Mt. Vernon, Iowa — The Concrete Foundations Association (CFA) – the leading organization serving as the voice of cast-in-place contractors – has announced an industry-wide effort to mitigate the pending shortage of steel form ties across the North American markets.
According to James Baty, executive director of the CFA, the shortage of steel form ties is not only reducing production capacity for contractors, it is also threatening to create a temporary shutdown in construction, which would result in the inability to maintain the high demand of the current record housing market.
The term “shortage” is defined as the decreasing availability of supply for this, or any product for the market to purchase and use. While form ties are manufactured domestically, to meet rising demand and address cost issues, a significant volume of the supply has transitioned to imported ties from China over the last decade.
“This shortage has evolved over the past two quarters into a significant industry issue,” said Baty. “The record level of housing starts in 2020 has combined with significant factors such as purchasing practices, raw material depletion and tariffs on imports as well as the pandemic’s impact on both shipping and manufacturing.”
Forming systems are structurally connected with form ties designed to withstand the fluid pressure of the concrete placement. Aluminum handset systems account for an estimated 70 percent of all residential cast-in-place concrete foundations including crawl spaces and full-height living space basements.
“Form ties are the most essential component of the cast-in-place concrete forming industry as they must be designed to handle the rigorous pressures and permit the rapid construction schedule that has long been an advantage of this method,” said Jason Ells, senior vice president for Custom Concrete, a concrete contractor from Westfield, Ind. “We have been feeling the impact of this shortage for several months now and can see that it stretches from raw material and imports through manufacturing and into the marketplace through supply to companies like ours. We have yet to find any relief or projected relief for the situation before it gets even worse.”
The CFA has developed a coalition of key industry stakeholders including the National Association of Home Builders (NAHB) with several meetings already this month to gather facts related to the situation and to begin identifying plausible solutions.

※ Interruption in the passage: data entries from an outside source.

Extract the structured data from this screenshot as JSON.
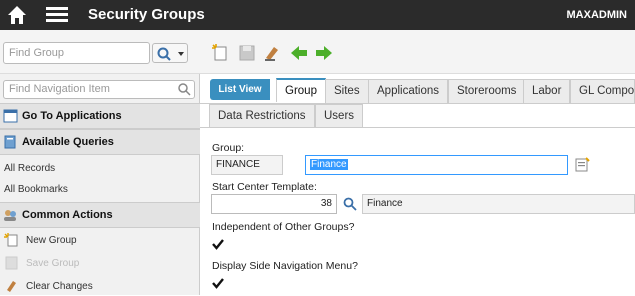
{
  "header": {
    "title": "Security Groups",
    "user": "MAXADMIN"
  },
  "toolbar": {
    "find_placeholder": "Find Group",
    "icons": [
      "new-record-icon",
      "save-icon",
      "clear-changes-icon",
      "previous-record-icon",
      "next-record-icon"
    ]
  },
  "sidebar": {
    "find_nav_placeholder": "Find Navigation Item",
    "go_to_applications": "Go To Applications",
    "available_queries": "Available Queries",
    "queries": [
      "All Records",
      "All Bookmarks"
    ],
    "common_actions": "Common Actions",
    "actions": [
      {
        "label": "New Group",
        "enabled": true
      },
      {
        "label": "Save Group",
        "enabled": false
      },
      {
        "label": "Clear Changes",
        "enabled": true
      }
    ]
  },
  "tabs": {
    "list_view": "List View",
    "row1": [
      "Group",
      "Sites",
      "Applications",
      "Storerooms",
      "Labor",
      "GL Compon"
    ],
    "row2": [
      "Data Restrictions",
      "Users"
    ],
    "active": "Group"
  },
  "form": {
    "group_label": "Group:",
    "group_value": "FINANCE",
    "group_description": "Finance",
    "start_center_label": "Start Center Template:",
    "start_center_value": "38",
    "start_center_description": "Finance",
    "independent_label": "Independent of Other Groups?",
    "independent_checked": true,
    "side_nav_label": "Display Side Navigation Menu?",
    "side_nav_checked": true
  },
  "colors": {
    "topbar": "#2b2b2b",
    "accent": "#3a8fbf",
    "highlight": "#3399ff"
  }
}
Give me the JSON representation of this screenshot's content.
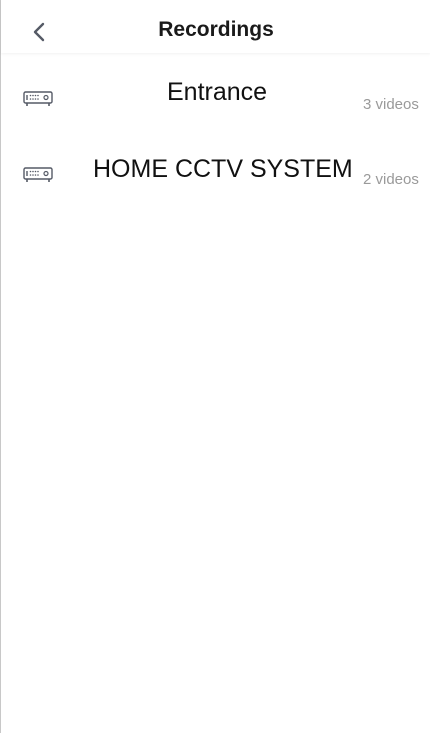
{
  "header": {
    "title": "Recordings",
    "back_icon": "chevron-left-icon"
  },
  "recordings": [
    {
      "name": "Entrance",
      "count": "3 videos",
      "icon": "dvr-recorder-icon"
    },
    {
      "name": "HOME CCTV SYSTEM",
      "count": "2 videos",
      "icon": "dvr-recorder-icon"
    }
  ],
  "colors": {
    "accent": "#555a66",
    "subtext": "#9a9a9a",
    "title": "#1a1a1a"
  }
}
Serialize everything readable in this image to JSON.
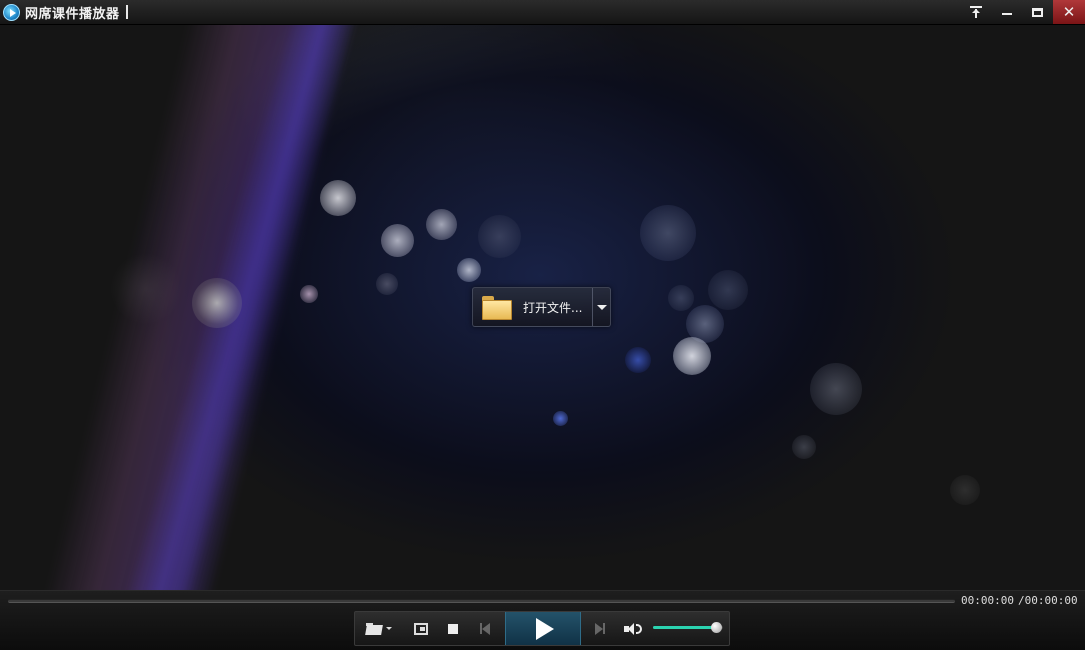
{
  "window": {
    "title": "网席课件播放器",
    "buttons": [
      "pin-top",
      "minimize",
      "maximize",
      "close"
    ],
    "close_label": "✕"
  },
  "stage": {
    "open_file_label": "打开文件..."
  },
  "player": {
    "time_current": "00:00:00",
    "time_total": "/00:00:00",
    "progress": 0,
    "volume": 0.9,
    "accent_color": "#2bd3b0"
  },
  "toolbar": {
    "icons": [
      "open-folder-icon",
      "playlist-icon",
      "stop-icon",
      "previous-icon",
      "play-icon",
      "next-icon",
      "speaker-icon"
    ]
  }
}
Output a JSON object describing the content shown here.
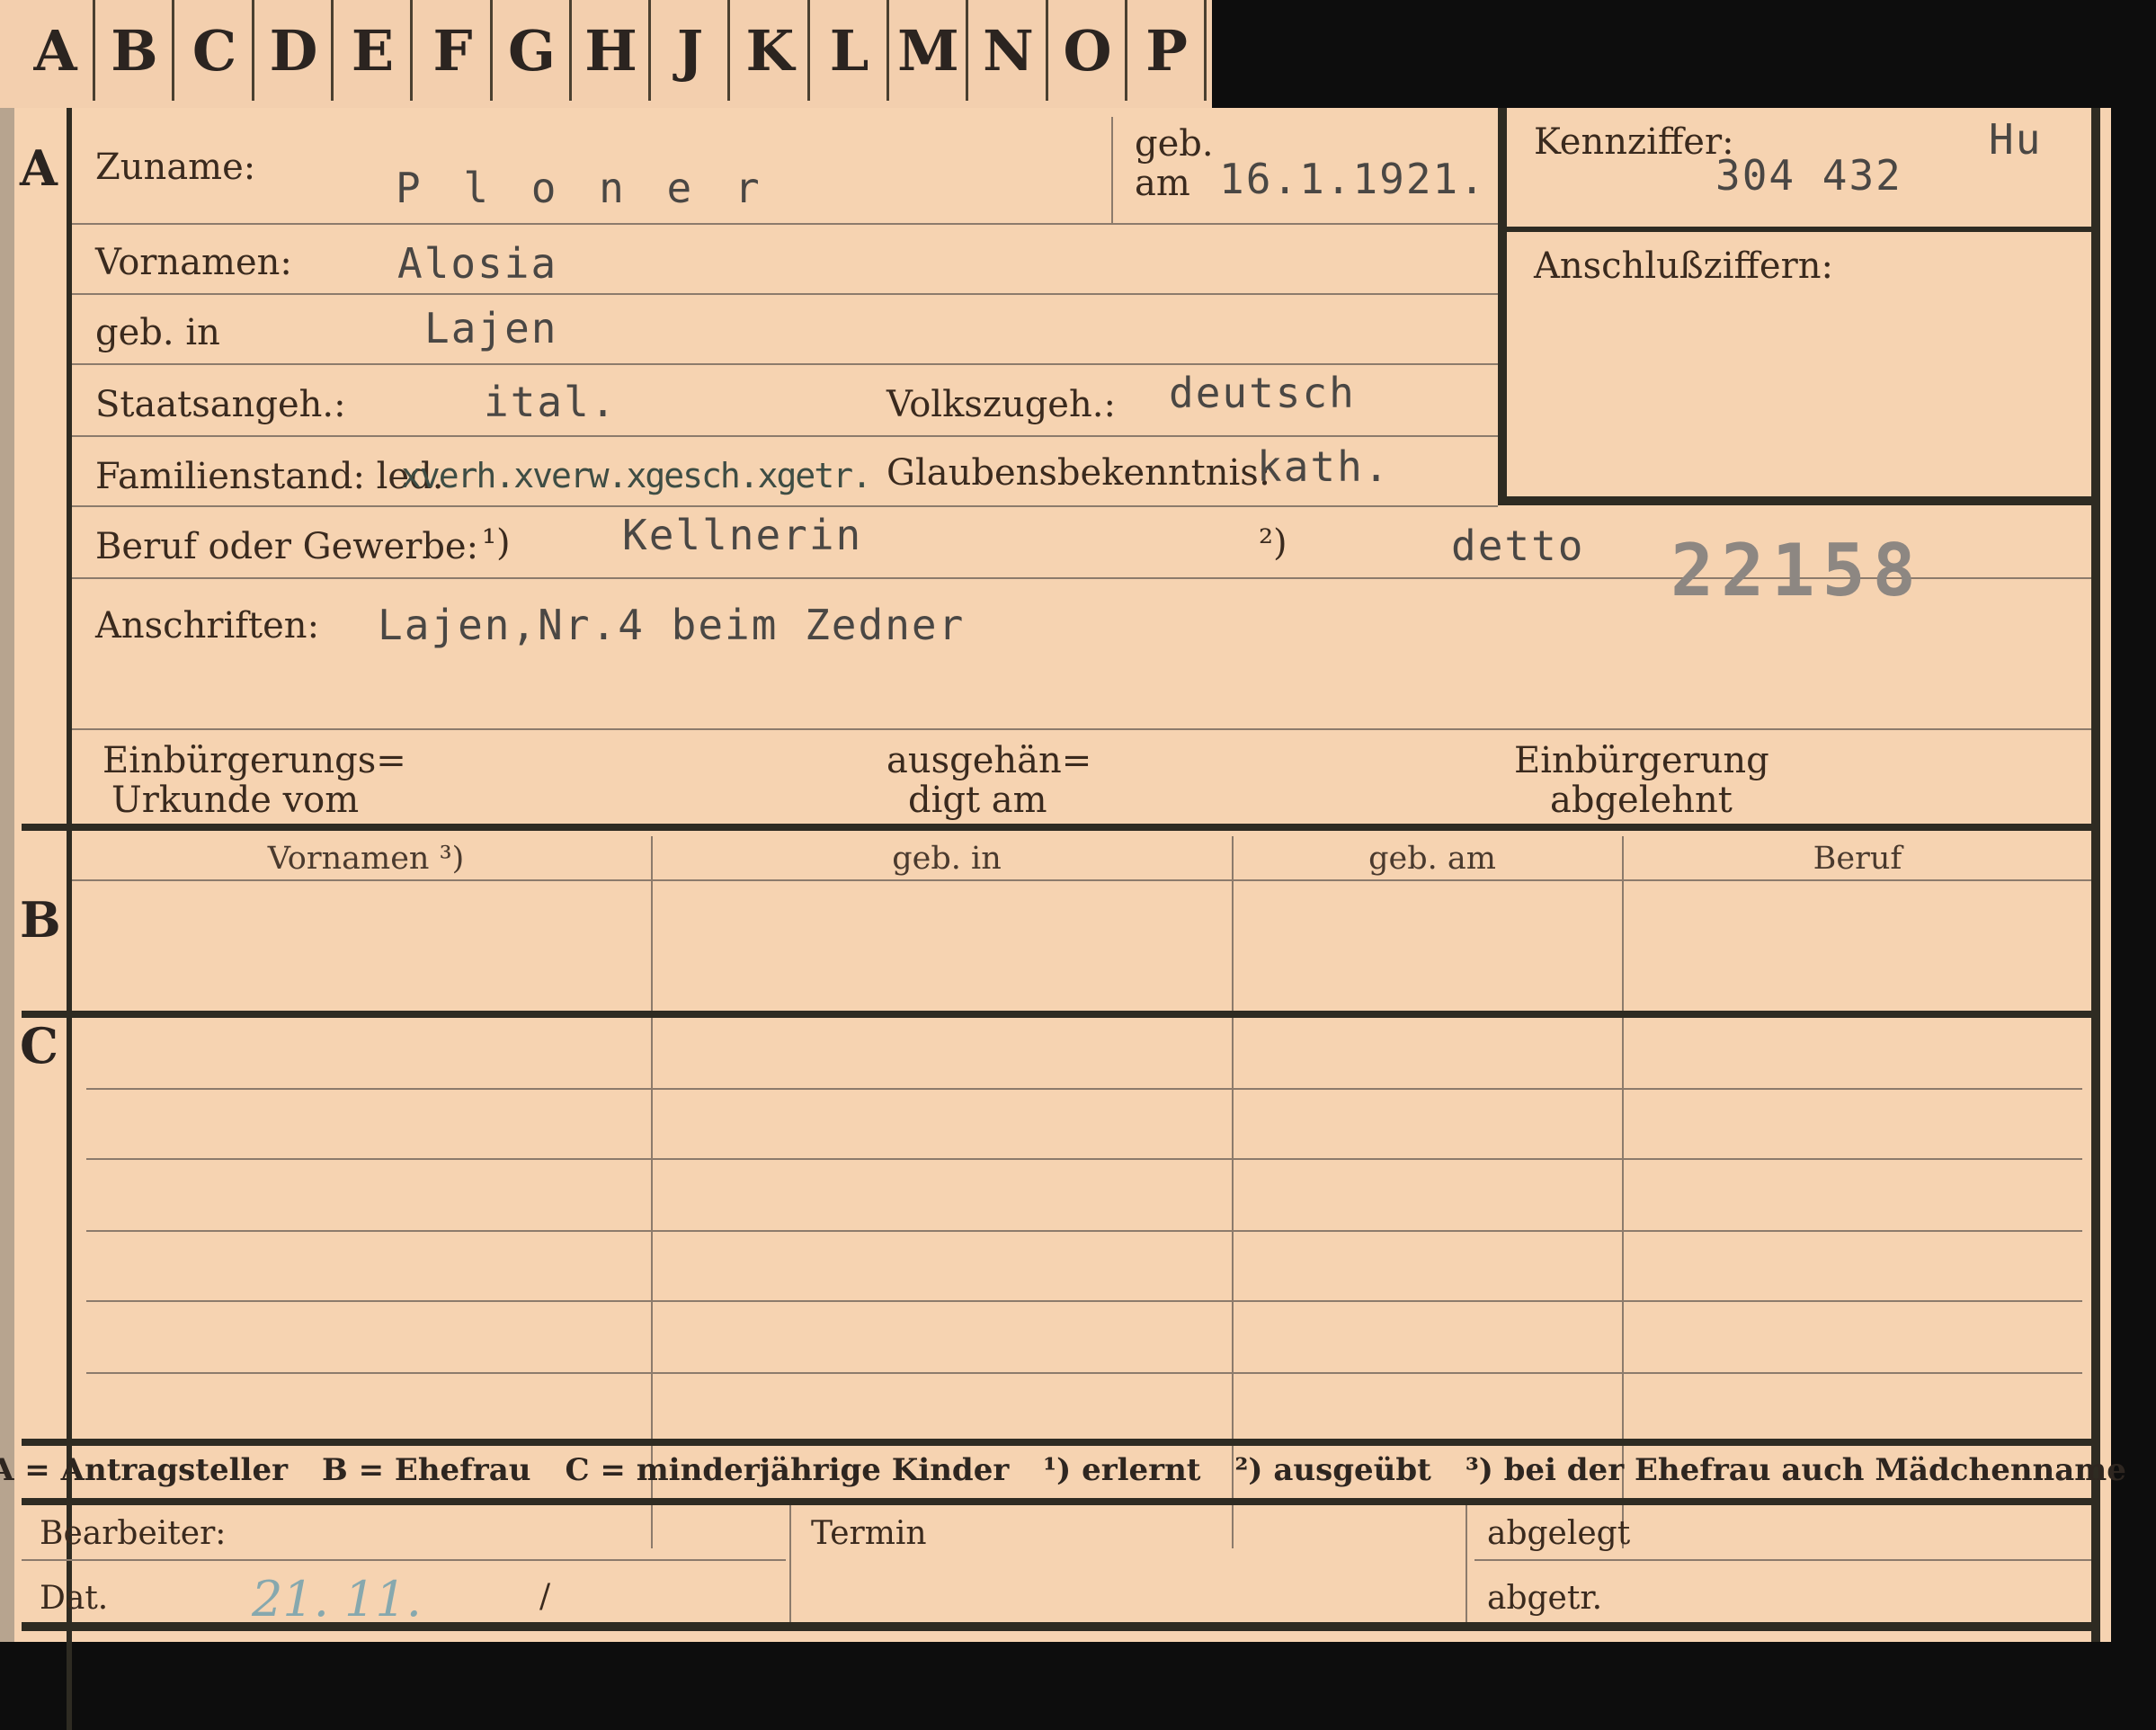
{
  "tabs": [
    "A",
    "B",
    "C",
    "D",
    "E",
    "F",
    "G",
    "H",
    "J",
    "K",
    "L",
    "M",
    "N",
    "O",
    "P"
  ],
  "section_labels": {
    "a": "A",
    "b": "B",
    "c": "C"
  },
  "labels": {
    "zuname": "Zuname:",
    "geb_line1": "geb.",
    "geb_line2": "am",
    "vornamen": "Vornamen:",
    "geb_in": "geb. in",
    "staatsangeh": "Staatsangeh.:",
    "volkszugeh": "Volkszugeh.:",
    "familienstand": "Familienstand: led.",
    "glaubensbekenntnis": "Glaubensbekenntnis:",
    "beruf": "Beruf oder Gewerbe:",
    "note1": "¹)",
    "note2": "²)",
    "anschriften": "Anschriften:",
    "kennziffer": "Kennziffer:",
    "anschlussziffern": "Anschlußziffern:",
    "einbuergerungs_urkunde_1": "Einbürgerungs=",
    "einbuergerungs_urkunde_2": "Urkunde vom",
    "ausgehaendigt_1": "ausgehän=",
    "ausgehaendigt_2": "digt am",
    "einbuergerung_abgelehnt_1": "Einbürgerung",
    "einbuergerung_abgelehnt_2": "abgelehnt"
  },
  "values": {
    "zuname": "P l o n e r",
    "geb_am": "16.1.1921.",
    "vornamen": "Alosia",
    "geb_in": "Lajen",
    "staatsangeh": "ital.",
    "volkszugeh": "deutsch",
    "familienstand_struck": "xverh.xverw.xgesch.xgetr.",
    "glaubensbekenntnis": "kath.",
    "beruf_erlernt": "Kellnerin",
    "beruf_ausgeuebt": "detto",
    "anschriften": "Lajen,Nr.4 beim Zedner",
    "kennziffer": "304 432",
    "kennziffer_prefix": "Hu",
    "stamp_number": "22158"
  },
  "section_b_headers": [
    "Vornamen ³)",
    "geb. in",
    "geb. am",
    "Beruf"
  ],
  "footer_legend": [
    "A = Antragsteller",
    "B = Ehefrau",
    "C = minderjährige Kinder",
    "¹) erlernt",
    "²) ausgeübt",
    "³) bei der Ehefrau auch Mädchenname"
  ],
  "bottom": {
    "bearbeiter": "Bearbeiter:",
    "dat": "Dat.",
    "dat_handwritten": "21. 11.",
    "dat_slash": "/",
    "termin": "Termin",
    "abgelegt": "abgelegt",
    "abgetr": "abgetr."
  },
  "colors": {
    "card": "#f6d3b1",
    "thick_rule": "#2e2b22",
    "typewriter": "#4a4744",
    "stamp": "#8d8782",
    "strikeout_ink": "#3e4d44",
    "handwriting": "#86a8ae"
  }
}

The goal of these meetings was to discern rumor from fact as well as preparing the building industry for the impact of the shortage, while identifying steel industry and possible government assistance.
“CFA is spearheading an unprecedented collaboration effort to offer as many solutions as possible to ensure minimal disruption to the marketplace, while also maintaining quality and worker safety,” states Doug Herbert, president of Herbert Construction in Marietta, Ga. and the current president of the CFA Board of Directors. “Although not all contractors belong to our organization, we serve as advocates for the entire industry.”
Baty noted one of the key concerns at this point is making sure that short-cuts aren’t taken in the building process because of the shortage. For example, contractors may opt to use fewer ties in the forms, while others might try alternative tie systems that are not tested nor designed for the loads. Deviating from proven industry methods may compromise the structural integrity of the forming system and put worker safety at risk.
While some additional production is proposed by steel mills committing to increases of the roll stock required to stamp the ties domestically, it will likely be the end of second quarter or early third quarter for the market to realize the temporary impact of the increased supply. Likewise, the timing of imported inventory into the U.S. market remains challenged and the potential impact will not likely offer much relief until mid-second quarter.
“Future meetings are planned for updating those with specific interest in monitoring the progress and to continue bringing the right minds together to do what we can to solve this problem,” states Baty. “In addition to our attention on supply, we also are working to educate the marketplace of the safety risks that must be considered when attempting to stretch inventories by reducing tie usage or attempting untested or provisional replacements.”
CFA will be hosting an informational webinar on March 17 to further inform association members of this situation, as well as recommended steps. Contractors interested in learning more about this situation are encouraged to reach out to the CFA either by calling 319-895-6940 or by email directly to Baty at firstname.lastname@example.org.
About the CFA
The Concrete Foundations Association of North America is a membership organization and serves as the leading voice for today’s cast-in-place contractor. www.cfaconcretepros.org.